RECORDS TO PROCESS>

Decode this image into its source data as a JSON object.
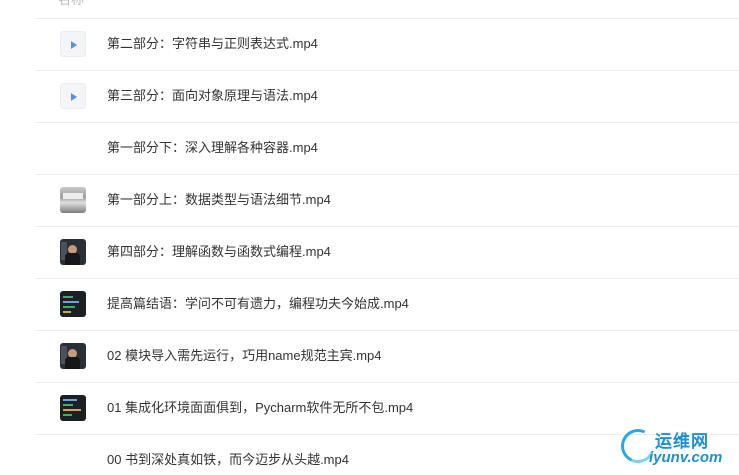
{
  "header": {
    "column_name": "名称"
  },
  "files": [
    {
      "name": "第二部分：字符串与正则表达式.mp4",
      "thumb": "video-icon"
    },
    {
      "name": "第三部分：面向对象原理与语法.mp4",
      "thumb": "video-icon"
    },
    {
      "name": "第一部分下：深入理解各种容器.mp4",
      "thumb": "blank"
    },
    {
      "name": "第一部分上：数据类型与语法细节.mp4",
      "thumb": "photo-grey"
    },
    {
      "name": "第四部分：理解函数与函数式编程.mp4",
      "thumb": "photo-dark"
    },
    {
      "name": "提高篇结语：学问不可有遗力，编程功夫今始成.mp4",
      "thumb": "photo-code"
    },
    {
      "name": "02 模块导入需先运行，巧用name规范主宾.mp4",
      "thumb": "photo-dark"
    },
    {
      "name": "01 集成化环境面面俱到，Pycharm软件无所不包.mp4",
      "thumb": "photo-code"
    },
    {
      "name": "00 书到深处真如铁，而今迈步从头越.mp4",
      "thumb": "blank"
    }
  ],
  "watermark": {
    "cn": "运维网",
    "en": "iyunv.com"
  },
  "colors": {
    "accent_play": "#5b8def",
    "watermark": "#1f8fd0",
    "divider": "#eeeeee",
    "text": "#333333"
  }
}
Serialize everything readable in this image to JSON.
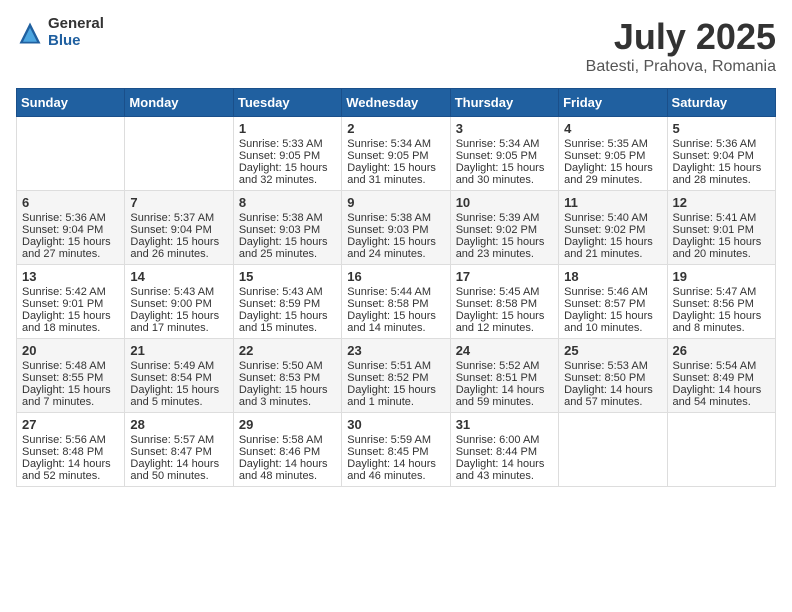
{
  "logo": {
    "general": "General",
    "blue": "Blue"
  },
  "title": "July 2025",
  "subtitle": "Batesti, Prahova, Romania",
  "days": [
    "Sunday",
    "Monday",
    "Tuesday",
    "Wednesday",
    "Thursday",
    "Friday",
    "Saturday"
  ],
  "weeks": [
    [
      {
        "day": "",
        "sunrise": "",
        "sunset": "",
        "daylight": ""
      },
      {
        "day": "",
        "sunrise": "",
        "sunset": "",
        "daylight": ""
      },
      {
        "day": "1",
        "sunrise": "Sunrise: 5:33 AM",
        "sunset": "Sunset: 9:05 PM",
        "daylight": "Daylight: 15 hours and 32 minutes."
      },
      {
        "day": "2",
        "sunrise": "Sunrise: 5:34 AM",
        "sunset": "Sunset: 9:05 PM",
        "daylight": "Daylight: 15 hours and 31 minutes."
      },
      {
        "day": "3",
        "sunrise": "Sunrise: 5:34 AM",
        "sunset": "Sunset: 9:05 PM",
        "daylight": "Daylight: 15 hours and 30 minutes."
      },
      {
        "day": "4",
        "sunrise": "Sunrise: 5:35 AM",
        "sunset": "Sunset: 9:05 PM",
        "daylight": "Daylight: 15 hours and 29 minutes."
      },
      {
        "day": "5",
        "sunrise": "Sunrise: 5:36 AM",
        "sunset": "Sunset: 9:04 PM",
        "daylight": "Daylight: 15 hours and 28 minutes."
      }
    ],
    [
      {
        "day": "6",
        "sunrise": "Sunrise: 5:36 AM",
        "sunset": "Sunset: 9:04 PM",
        "daylight": "Daylight: 15 hours and 27 minutes."
      },
      {
        "day": "7",
        "sunrise": "Sunrise: 5:37 AM",
        "sunset": "Sunset: 9:04 PM",
        "daylight": "Daylight: 15 hours and 26 minutes."
      },
      {
        "day": "8",
        "sunrise": "Sunrise: 5:38 AM",
        "sunset": "Sunset: 9:03 PM",
        "daylight": "Daylight: 15 hours and 25 minutes."
      },
      {
        "day": "9",
        "sunrise": "Sunrise: 5:38 AM",
        "sunset": "Sunset: 9:03 PM",
        "daylight": "Daylight: 15 hours and 24 minutes."
      },
      {
        "day": "10",
        "sunrise": "Sunrise: 5:39 AM",
        "sunset": "Sunset: 9:02 PM",
        "daylight": "Daylight: 15 hours and 23 minutes."
      },
      {
        "day": "11",
        "sunrise": "Sunrise: 5:40 AM",
        "sunset": "Sunset: 9:02 PM",
        "daylight": "Daylight: 15 hours and 21 minutes."
      },
      {
        "day": "12",
        "sunrise": "Sunrise: 5:41 AM",
        "sunset": "Sunset: 9:01 PM",
        "daylight": "Daylight: 15 hours and 20 minutes."
      }
    ],
    [
      {
        "day": "13",
        "sunrise": "Sunrise: 5:42 AM",
        "sunset": "Sunset: 9:01 PM",
        "daylight": "Daylight: 15 hours and 18 minutes."
      },
      {
        "day": "14",
        "sunrise": "Sunrise: 5:43 AM",
        "sunset": "Sunset: 9:00 PM",
        "daylight": "Daylight: 15 hours and 17 minutes."
      },
      {
        "day": "15",
        "sunrise": "Sunrise: 5:43 AM",
        "sunset": "Sunset: 8:59 PM",
        "daylight": "Daylight: 15 hours and 15 minutes."
      },
      {
        "day": "16",
        "sunrise": "Sunrise: 5:44 AM",
        "sunset": "Sunset: 8:58 PM",
        "daylight": "Daylight: 15 hours and 14 minutes."
      },
      {
        "day": "17",
        "sunrise": "Sunrise: 5:45 AM",
        "sunset": "Sunset: 8:58 PM",
        "daylight": "Daylight: 15 hours and 12 minutes."
      },
      {
        "day": "18",
        "sunrise": "Sunrise: 5:46 AM",
        "sunset": "Sunset: 8:57 PM",
        "daylight": "Daylight: 15 hours and 10 minutes."
      },
      {
        "day": "19",
        "sunrise": "Sunrise: 5:47 AM",
        "sunset": "Sunset: 8:56 PM",
        "daylight": "Daylight: 15 hours and 8 minutes."
      }
    ],
    [
      {
        "day": "20",
        "sunrise": "Sunrise: 5:48 AM",
        "sunset": "Sunset: 8:55 PM",
        "daylight": "Daylight: 15 hours and 7 minutes."
      },
      {
        "day": "21",
        "sunrise": "Sunrise: 5:49 AM",
        "sunset": "Sunset: 8:54 PM",
        "daylight": "Daylight: 15 hours and 5 minutes."
      },
      {
        "day": "22",
        "sunrise": "Sunrise: 5:50 AM",
        "sunset": "Sunset: 8:53 PM",
        "daylight": "Daylight: 15 hours and 3 minutes."
      },
      {
        "day": "23",
        "sunrise": "Sunrise: 5:51 AM",
        "sunset": "Sunset: 8:52 PM",
        "daylight": "Daylight: 15 hours and 1 minute."
      },
      {
        "day": "24",
        "sunrise": "Sunrise: 5:52 AM",
        "sunset": "Sunset: 8:51 PM",
        "daylight": "Daylight: 14 hours and 59 minutes."
      },
      {
        "day": "25",
        "sunrise": "Sunrise: 5:53 AM",
        "sunset": "Sunset: 8:50 PM",
        "daylight": "Daylight: 14 hours and 57 minutes."
      },
      {
        "day": "26",
        "sunrise": "Sunrise: 5:54 AM",
        "sunset": "Sunset: 8:49 PM",
        "daylight": "Daylight: 14 hours and 54 minutes."
      }
    ],
    [
      {
        "day": "27",
        "sunrise": "Sunrise: 5:56 AM",
        "sunset": "Sunset: 8:48 PM",
        "daylight": "Daylight: 14 hours and 52 minutes."
      },
      {
        "day": "28",
        "sunrise": "Sunrise: 5:57 AM",
        "sunset": "Sunset: 8:47 PM",
        "daylight": "Daylight: 14 hours and 50 minutes."
      },
      {
        "day": "29",
        "sunrise": "Sunrise: 5:58 AM",
        "sunset": "Sunset: 8:46 PM",
        "daylight": "Daylight: 14 hours and 48 minutes."
      },
      {
        "day": "30",
        "sunrise": "Sunrise: 5:59 AM",
        "sunset": "Sunset: 8:45 PM",
        "daylight": "Daylight: 14 hours and 46 minutes."
      },
      {
        "day": "31",
        "sunrise": "Sunrise: 6:00 AM",
        "sunset": "Sunset: 8:44 PM",
        "daylight": "Daylight: 14 hours and 43 minutes."
      },
      {
        "day": "",
        "sunrise": "",
        "sunset": "",
        "daylight": ""
      },
      {
        "day": "",
        "sunrise": "",
        "sunset": "",
        "daylight": ""
      }
    ]
  ]
}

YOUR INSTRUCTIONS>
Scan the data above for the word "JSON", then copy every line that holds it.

EXPECTED ANSWER>
Decode this image into its source data as a JSON object.
Serialize everything readable in this image to JSON.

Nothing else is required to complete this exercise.